Now, I don’t know about you, but I’ve noticed that when any quantity of money gets thrown around, you can begin to expect fraud of some kind. People will inevitably cheat the system.
How do people steal your email address?
Some of you might say, “Hold on, I’ve never given out my email to anyone who might have turned out to be a spam sender!”
And that might be true.
But what you might not know is that some companies exist solely for the purpose of mining email addresses. They’ll “need” your email to communicate with you, or to send you information, or for you to sign up to their service.
Some email lists begin legitimately and are used well, but then are sold to the highest bidder. When I’ve googled “how to make money with email addresses,” one of the ways normally listed is simply to sell your list. You get more money the bigger it is, or the more niche it is.
Out there on the vast interwebs are enormous data banks, filled with reams and reams of email addresses. People broker them, buying and selling, based on size, target audience, quality of email address, how long they’ve had it. In my job, I get three or four spam emails per day offering to sell me an email list in my desired business vertical.
You can even rent lists.
It’s frustrating and annoying and invasive, but unfortunately, there’s nothing you can do to stop them. However, there is a way you can find out who ratted you out.
How to know who sold your email address.
When I was in college, I went through a phase of signing up for every survey website that promised to give money in exchange for filling out surveys, clicking on ads, or searching the web.
The actual payouts were scant, but the promise of what essentially felt like free money was too strong to deny.
One of these survey sites was “Inbox Pounds.” To Inbox Pounds, I even gave my phone number, so strapped was I for cash.
To be fair to Inbox Pounds, I think I did get my payout of £20 (after about six months of casual use). But I also got a lot of spam, unaffiliated with Inbox Pounds. How do I know it was from them?
Luckily, when I first signed up to Inbox Pounds, I had just read an article that said when you sign up for free stuff, you shouldn’t give out your name. Instead, put the name of whoever was giving you the free thing.
So I duly signed up as Ms. Inbox Pounds.
I do this for everyone.
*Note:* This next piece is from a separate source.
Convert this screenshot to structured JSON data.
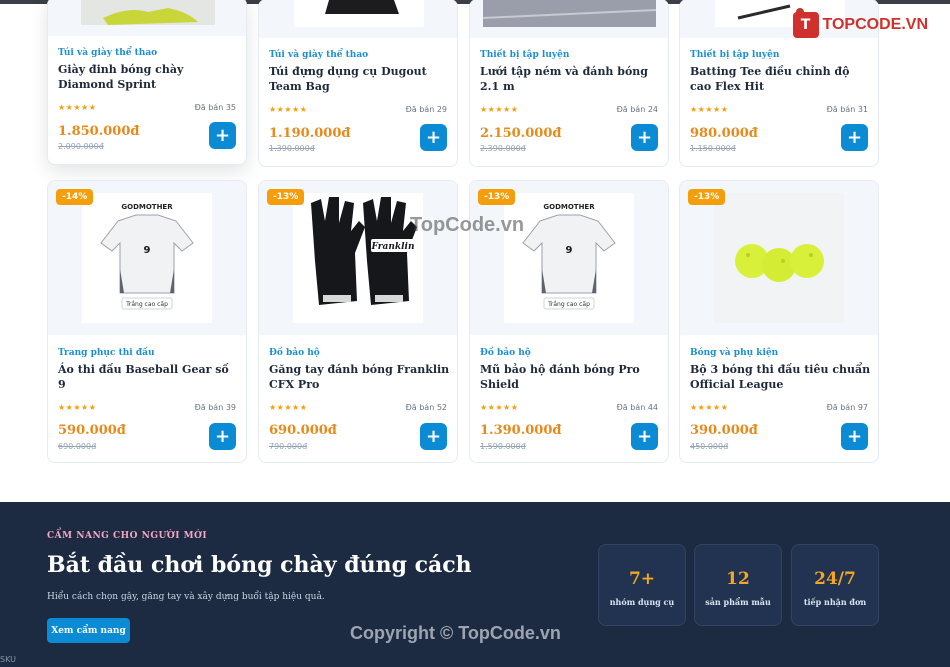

When I want Olay to send me a free sample of their latest face cream (in exchange for a name and email address) I call myself Olay Freesample. When I am asked to give my email address in order to get free wifi, I say Coffeeshop Freewifi.
So when I start to get email addresses addressed to me by something other than my own name, I know exactly who sold me out, and what the price was.
To this day, I get cold callers ringing me up, asking for a Ms. Pounds, Ms. Inbox Pounds. I can hear it in their voices, the embarrassment from asking for such an obviously fake name. I always, perhaps somewhat cruelly, ask that they repeat it a few times.
“Who’s that? What’s that first name? Inlox? Finstocks?” I query down the phone line, while my partner stifles his cackles.
“No, Inbox, ma’am. Is there an Inbox Pounds at this number?” comes the tired reply. They know it’s a fake name. And yet they always ask. I think they have to.
“I have never heard of anyone called Inbox Pounds, I’m afraid.” I finally end the conversation.
Inboxes are free, but they’re not worthless.
I have four active email addresses: one for me, one for my cats, one for work, and one for my hobbies, like blogging. I cherish the real estate in each one. I’m a fervent believer in Inbox Zero, which means I invest some time every day in maintaining my inboxes, keeping them free of clutter, with the same care I dedicate to my desk or my bedroom.
My inboxes act as to-do lists, reminders, organizers and prompts. My inboxes were free to set up, and it’s free to receive emails, but to me, it’s so important to make sure they remain this hallowed ground, filled only with things that matter. I will spend my time gladly in ensuring they stay useful tools, not trash repositories.
And any stray spam that manages to get in? I know who sold me out. And I don’t trust them again.